On policy matters, Woodin was cheerleader for the direct creation of public jobs and for the Glass-Steagall Act that created the wall around bank deposits and insured them. The deposit insurance portion (Rep. Henry B. Steagall’s half) of the law is still standing and the wall erected by Senator Carter Glass was regrettably taken down brick by brick by speculators seeking to borrow money to finance their bets.
The one policy matter where Woodin disagreed at first with FDR was on devaluation of the dollar. FDR early on advocated devaluation and prohibition of private ownership of gold. When FDR would suggest a devaluation, Woodin would say “Oh no, not that again,” according to grandson Miner. But when FDR made it clear he had decided in favor of it, Woodin worked on making it happen and took the inevitable criticism from his Republican friends and from Treasury staff. At least he extracted from FDR an exemption for rare gold coins.
Constant stress and sleep deprivation set Woodin up for an illness that persisted into December and he resigned as Secretary as of the end of 1933. He diedMarch 3, 1934; Miner says the cause of death would today be described as a strep throat, for which there was then no cure. His austere funeral service was held at Fifth Ave. Presbyterian, attended by the President, who was himself no stranger to the physical challenge of illness, called him “a martyr to public service.”

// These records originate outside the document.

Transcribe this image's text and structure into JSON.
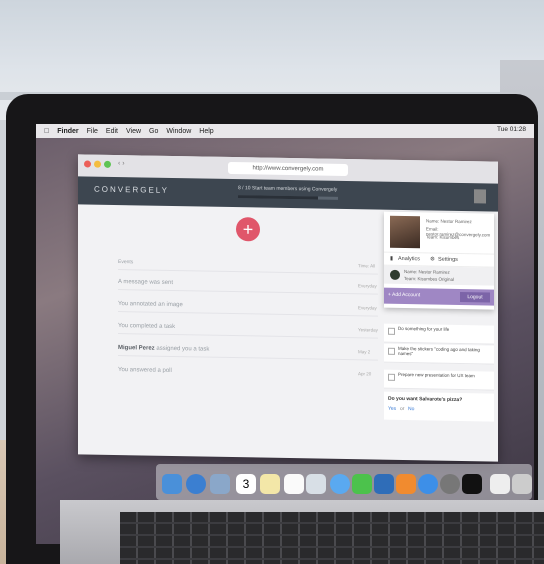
{
  "menubar": {
    "apple": "",
    "items": [
      "Finder",
      "File",
      "Edit",
      "View",
      "Go",
      "Window",
      "Help"
    ],
    "clock": "Tue 01:28"
  },
  "browser": {
    "url": "http://www.convergely.com"
  },
  "app": {
    "logo": "CONVERGELY",
    "progress_text": "8 / 10  Start team members using Convergely",
    "progress_fraction": 0.8,
    "add_icon": "plus-icon",
    "feed": [
      {
        "text": "Events",
        "time": "Time: All"
      },
      {
        "text": "A message was sent",
        "time": "Everyday"
      },
      {
        "text": "You annotated an image",
        "time": "Everyday"
      },
      {
        "text": "You completed a task",
        "time": "Yesterday"
      },
      {
        "actor": "Miguel Perez",
        "text": "assigned you a task",
        "time": "May 2"
      },
      {
        "text": "You answered a poll",
        "time": "Apr 20"
      }
    ]
  },
  "profile": {
    "name": "Name: Nestor Ramirez",
    "email": "Email: nestor.ramirez@convergely.com",
    "team": "Team: Kisumbes",
    "analytics": "Analytics",
    "settings": "Settings",
    "team_name": "Name: Nestor Ramirez",
    "team_sub": "Team: Kisumbes Original",
    "add_account": "+ Add Account",
    "logout": "Logout"
  },
  "tasks": [
    {
      "text": "Do something for your life"
    },
    {
      "text": "Make the stickers \"coding ago and taking names\""
    },
    {
      "text": "Prepare new presentation for UX team"
    }
  ],
  "poll": {
    "question": "Do you want Salvarote's pizza?",
    "yes": "Yes",
    "or": "or",
    "no": "No"
  },
  "colors": {
    "appbar": "#3d4650",
    "accent": "#e0566a",
    "purple": "#9f87c4"
  }
}
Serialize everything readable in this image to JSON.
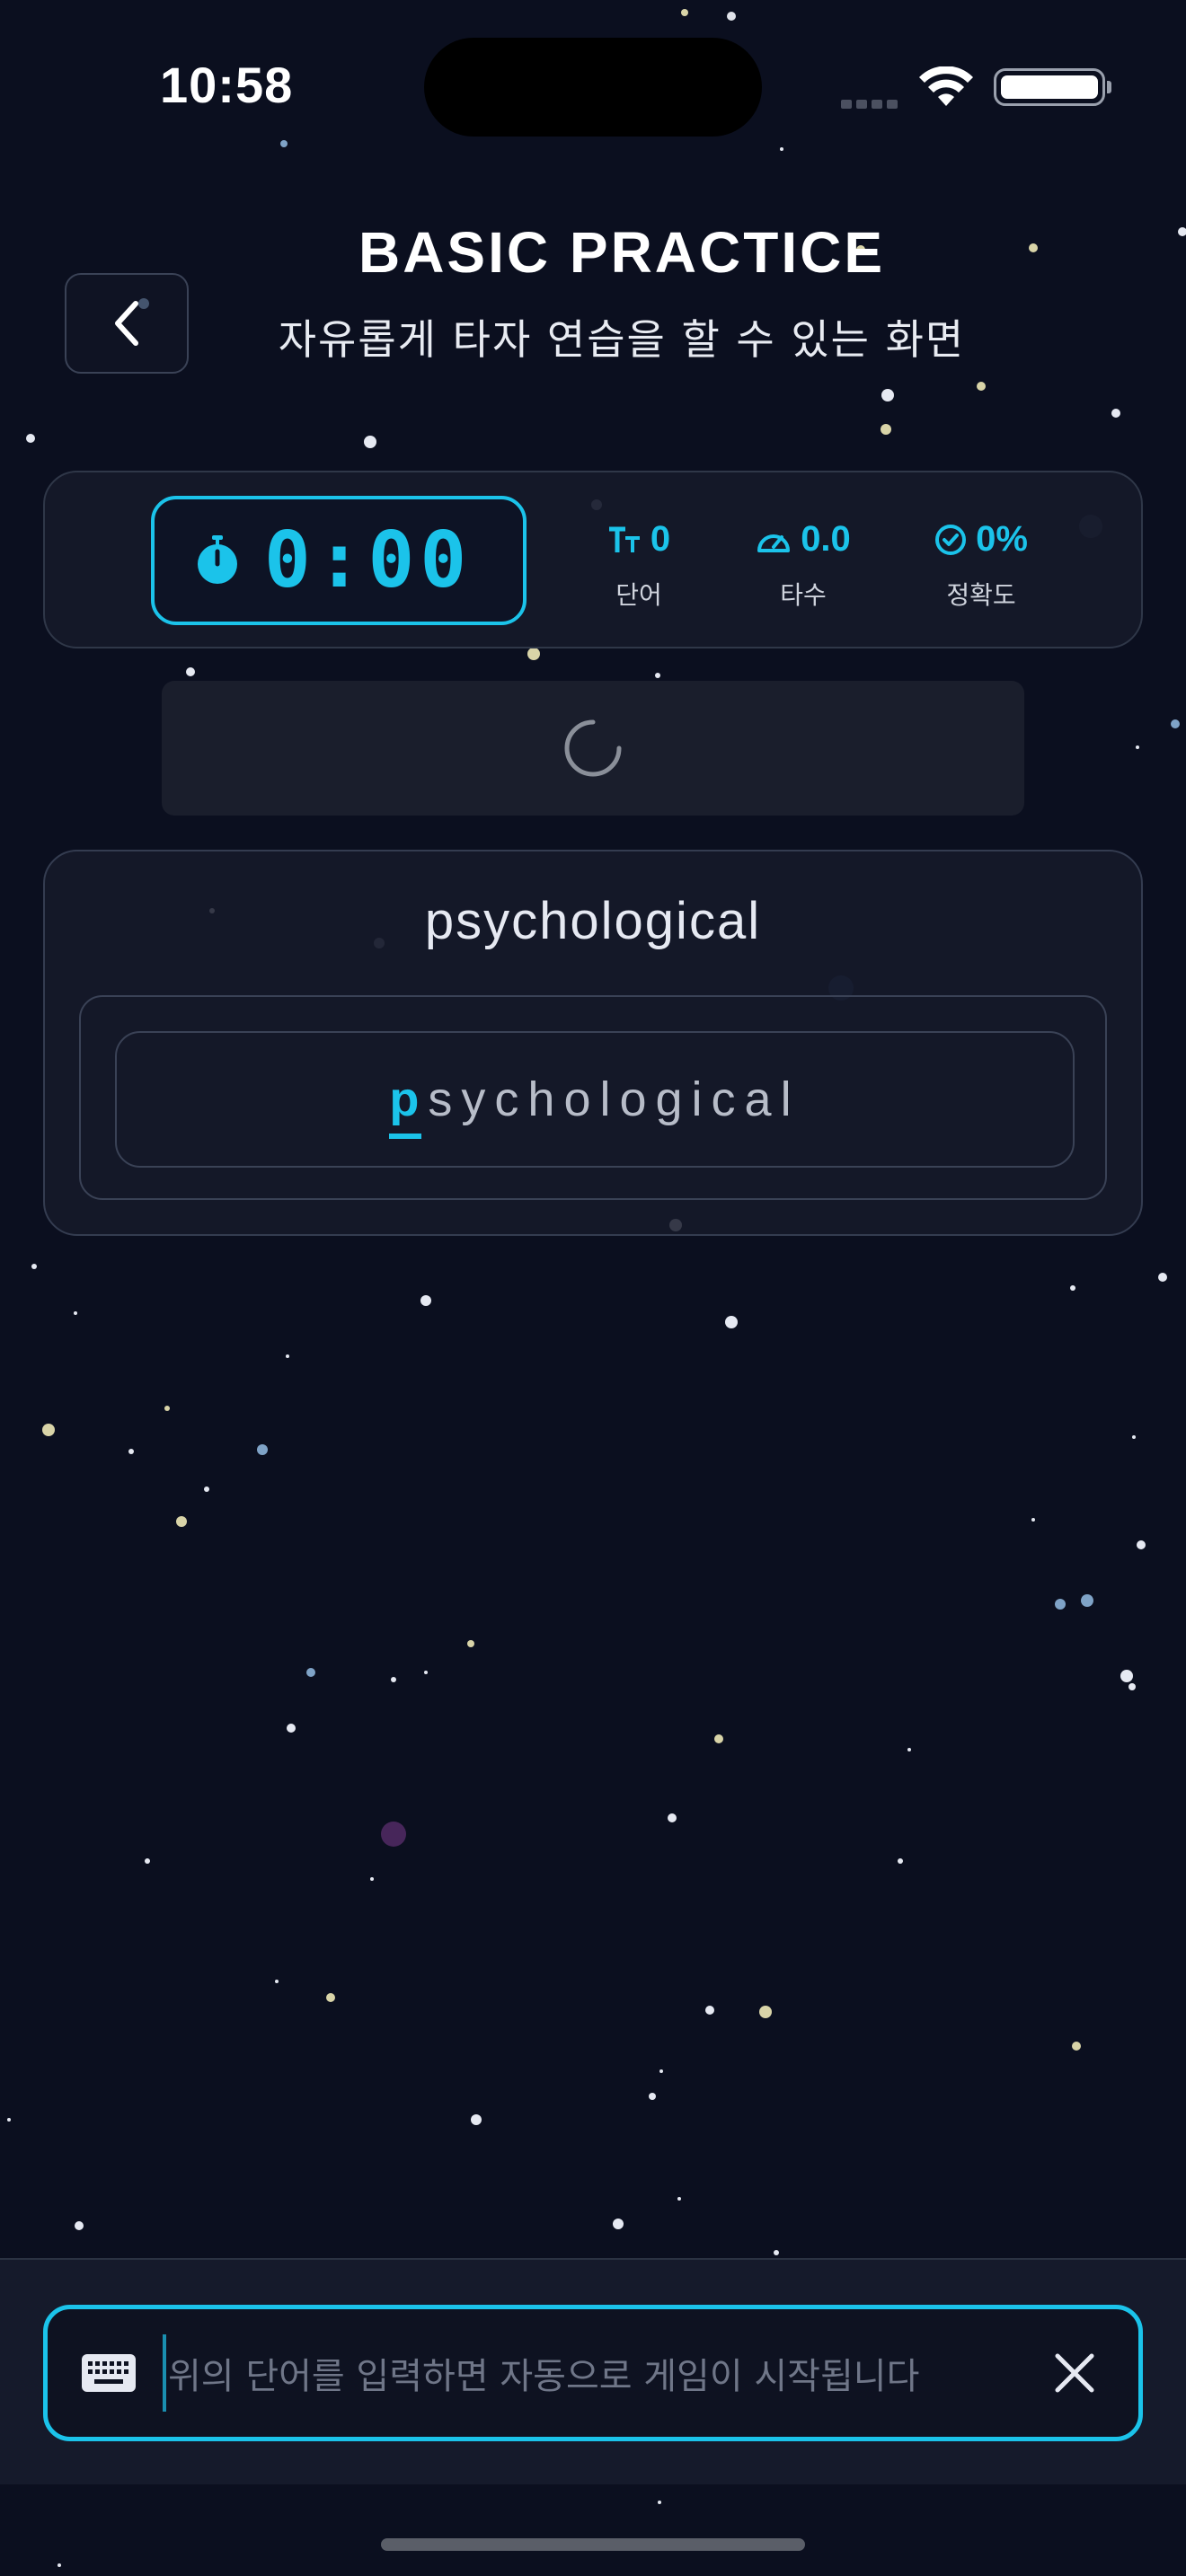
{
  "status_bar": {
    "time": "10:58"
  },
  "header": {
    "title": "BASIC PRACTICE",
    "subtitle": "자유롭게 타자 연습을 할 수 있는 화면",
    "back_icon": "chevron-left-icon"
  },
  "stats": {
    "timer": "0:00",
    "words_value": "0",
    "words_label": "단어",
    "speed_value": "0.0",
    "speed_label": "타수",
    "accuracy_value": "0%",
    "accuracy_label": "정확도"
  },
  "practice": {
    "target_word": "psychological",
    "typing_current_char": "p",
    "typing_remaining": "sychological"
  },
  "input": {
    "placeholder": "위의 단어를 입력하면 자동으로 게임이 시작됩니다",
    "value": ""
  },
  "colors": {
    "background": "#0b0f1f",
    "accent": "#1bc3ea",
    "card": "#161a2a",
    "muted_text": "#6f7688"
  }
}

How did they do as a team, FDR and Woodin?
Neither FDR nor Will Woodin was an expert on bank liquidity or fiscal policy. But they both understood that the country had elected FDR to act, after a disastrous posture byHooverof inaction in the face of illiquidity. Both were creative people with instincts that were nurtured by years of executive decision-making.
Their decisions during the First Hundred Days crucial in setting the course for recovery over the first part of the Depression, through 1936. The anti-deficit hawks in 1937 pressed for budget reductions that reversed the progress that had been made.
The instincts of FDR and Woodin were better than those of the institutional experts, the Federal Reserve, which in fact created inflation and cycles, or the Treasury staff, which pursued the now-discredited “Treasury View” that fiscal policy is not an appropriate tool for tackling job creation or GDP growth.
The joint success of FDR and the man fromLily Pond Laneis a vindication of the American democratic system of putting elected non-experts and their trusted appointees in charge of the career experts. The non-experts are more likely in a crisis to keep their eye on the problem and its solution, rather than on battles for turf and departmental budgets.
Or as Woodin’s granddaughter Gerli put it:
Grandpa could deal with the bankers because he wasn’t one of them. He was a businessman. When J. P. Morgan lost his mink coat, Grandpa went shopping in second-hand stores for ratty old mink coats and sent several of them to Morgan with a note saying he thinks he “found” the man’s missing coat.